I looked around. I was no longer in the Freiburg screening room. I was in a cartoon forest that I had seen umpteen times before.
“This isn’t possible.”
“It is, George. And there’s no going back.”
“Is this some new 3D technology? Stan, are you out there? Is this a test?”
Delbert came over and grabbed me with his odd cartoon combination of wings that were also arms and hands. “This isn’t a test, George. It’s real. You wanted to know what happened to me and now you do. I made a deal with the devil.”
What kept me from losing it altogether was that Delbert’s voice wasn’t the wisecracking cartoon voice of Harry Alper. It was Boz Drake’s. “You’re Delbert Duck and Boz Drake? How can that be?” I asked.

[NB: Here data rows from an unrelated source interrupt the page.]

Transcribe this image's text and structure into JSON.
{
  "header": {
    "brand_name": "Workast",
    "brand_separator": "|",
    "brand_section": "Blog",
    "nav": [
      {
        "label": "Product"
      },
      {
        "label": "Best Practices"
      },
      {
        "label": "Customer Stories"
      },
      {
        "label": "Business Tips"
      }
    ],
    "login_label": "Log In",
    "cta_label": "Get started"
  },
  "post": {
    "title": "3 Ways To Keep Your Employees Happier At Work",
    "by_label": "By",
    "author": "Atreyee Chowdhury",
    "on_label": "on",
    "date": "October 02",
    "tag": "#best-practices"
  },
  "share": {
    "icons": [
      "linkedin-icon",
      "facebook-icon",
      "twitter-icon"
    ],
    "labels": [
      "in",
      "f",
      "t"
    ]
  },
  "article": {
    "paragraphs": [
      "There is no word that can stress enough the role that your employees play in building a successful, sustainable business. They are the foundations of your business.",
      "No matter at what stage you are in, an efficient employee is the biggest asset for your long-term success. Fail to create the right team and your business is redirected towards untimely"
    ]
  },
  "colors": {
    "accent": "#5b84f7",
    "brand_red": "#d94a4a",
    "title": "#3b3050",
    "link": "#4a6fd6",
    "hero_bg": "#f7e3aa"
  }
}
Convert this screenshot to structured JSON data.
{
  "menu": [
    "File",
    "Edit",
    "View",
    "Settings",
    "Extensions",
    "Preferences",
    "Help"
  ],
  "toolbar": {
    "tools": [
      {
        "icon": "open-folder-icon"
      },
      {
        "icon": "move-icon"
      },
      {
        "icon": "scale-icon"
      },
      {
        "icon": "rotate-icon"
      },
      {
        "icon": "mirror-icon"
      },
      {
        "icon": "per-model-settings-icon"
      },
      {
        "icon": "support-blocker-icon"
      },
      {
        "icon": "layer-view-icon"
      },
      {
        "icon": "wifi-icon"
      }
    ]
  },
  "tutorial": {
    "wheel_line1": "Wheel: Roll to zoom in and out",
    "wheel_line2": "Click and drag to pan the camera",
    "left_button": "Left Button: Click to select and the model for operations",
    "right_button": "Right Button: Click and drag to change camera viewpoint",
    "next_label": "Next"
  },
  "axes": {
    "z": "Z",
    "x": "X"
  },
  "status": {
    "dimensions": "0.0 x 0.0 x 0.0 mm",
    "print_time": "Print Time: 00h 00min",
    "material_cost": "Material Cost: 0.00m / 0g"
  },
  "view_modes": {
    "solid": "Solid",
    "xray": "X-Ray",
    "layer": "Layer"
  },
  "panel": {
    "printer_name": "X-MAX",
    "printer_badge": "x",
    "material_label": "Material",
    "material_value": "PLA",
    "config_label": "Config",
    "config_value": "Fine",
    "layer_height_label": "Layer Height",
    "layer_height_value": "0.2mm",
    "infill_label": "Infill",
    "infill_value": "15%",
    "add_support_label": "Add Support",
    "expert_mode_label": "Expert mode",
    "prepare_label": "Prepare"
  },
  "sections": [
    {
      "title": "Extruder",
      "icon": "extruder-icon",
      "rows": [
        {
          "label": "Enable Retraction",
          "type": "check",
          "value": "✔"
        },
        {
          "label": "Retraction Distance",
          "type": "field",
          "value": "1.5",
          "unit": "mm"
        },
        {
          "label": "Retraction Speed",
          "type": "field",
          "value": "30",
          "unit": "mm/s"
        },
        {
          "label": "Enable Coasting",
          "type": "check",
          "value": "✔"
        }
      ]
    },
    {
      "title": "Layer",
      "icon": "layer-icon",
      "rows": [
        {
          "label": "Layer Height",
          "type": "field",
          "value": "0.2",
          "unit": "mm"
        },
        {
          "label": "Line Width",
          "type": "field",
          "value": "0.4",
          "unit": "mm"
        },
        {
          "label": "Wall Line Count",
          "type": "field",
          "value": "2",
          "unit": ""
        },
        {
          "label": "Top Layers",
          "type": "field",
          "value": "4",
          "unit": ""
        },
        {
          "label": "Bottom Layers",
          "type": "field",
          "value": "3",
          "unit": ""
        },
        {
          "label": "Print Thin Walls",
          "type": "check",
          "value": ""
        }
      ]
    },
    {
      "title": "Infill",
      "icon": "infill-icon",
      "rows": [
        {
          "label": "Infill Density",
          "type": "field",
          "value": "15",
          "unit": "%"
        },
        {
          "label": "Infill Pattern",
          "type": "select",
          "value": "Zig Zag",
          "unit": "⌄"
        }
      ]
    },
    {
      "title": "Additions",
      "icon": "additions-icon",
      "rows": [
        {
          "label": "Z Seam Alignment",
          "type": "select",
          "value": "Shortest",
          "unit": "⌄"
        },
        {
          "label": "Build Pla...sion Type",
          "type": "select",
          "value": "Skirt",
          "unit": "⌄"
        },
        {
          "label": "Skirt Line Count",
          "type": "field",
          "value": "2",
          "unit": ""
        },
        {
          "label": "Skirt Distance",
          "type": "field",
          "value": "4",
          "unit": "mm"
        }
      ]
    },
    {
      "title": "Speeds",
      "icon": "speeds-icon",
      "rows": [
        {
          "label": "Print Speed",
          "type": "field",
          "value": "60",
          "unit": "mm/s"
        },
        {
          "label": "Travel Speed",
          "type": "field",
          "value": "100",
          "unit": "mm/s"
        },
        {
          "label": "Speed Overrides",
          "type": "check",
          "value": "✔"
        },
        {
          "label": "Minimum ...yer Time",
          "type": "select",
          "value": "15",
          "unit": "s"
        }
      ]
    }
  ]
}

“I don’t pretend to understand how it works, George, I just know that it does. I was given the opportunity to become my greatest creation, and I’ve spent the last half century living and reliving all our greatest adventures several times over. It was fun for a while, but eventually even the best cartoons and movies start to bore if they just keep endlessly repeating themselves. That’s where you come in.”
"I’ve been sucked into this to take your place so you can finally go on to your eternal reward? Is that it?”
Delbert laughed. “Really? That’s the best you can come up with? No wonder you’re a critic. You’re going to have to do better than that.”
“What are you talking about?”
“George, this is my eternal reward. I love being Delbert Duck. The problem is that I’m the only character in this world with free will. Everyone else is locked into whatever stories I wrote over the 25 or so years I created the cartoons.”
I was not expecting Delbert’s next move, which was to pick up a giant mallet that hadn’t been there a moment before and whack me on the head with it.
"Wake up, George. I don’t need you to be me. I need you to be you, only with the ability to do new and unexpected things.”
With that he picked up a mirror which, similarly, had not been there a moment before and pointed it at me. Instead of my own face, I saw the cartoon image of Wolfram J. Hunter. Before I could take it in,, Delbert tossed the mirror to me which I fumbled. It fell and shattered. “Wolfie, that’s seven years of bad luck.”
He picked up the mallet and struck me on the head again before running off and diving into a nearby pond. “Last one in is a rotten Wolfie!” he shouted.
Now I knew where I was. I was in a special circle of hell for film reviewers. I had seen all 176 Delbert Duck cartoons and I knew that Wolfie never won. I was going to spend eternity being the butt of endless gags without hope of escape. So if you’re watching this cartoon, turn it off now, before it’s too late. Really. Turn it off. You see, sooner or later, Delbert’s going to get bored with me, too.
Then he’ll move on to you.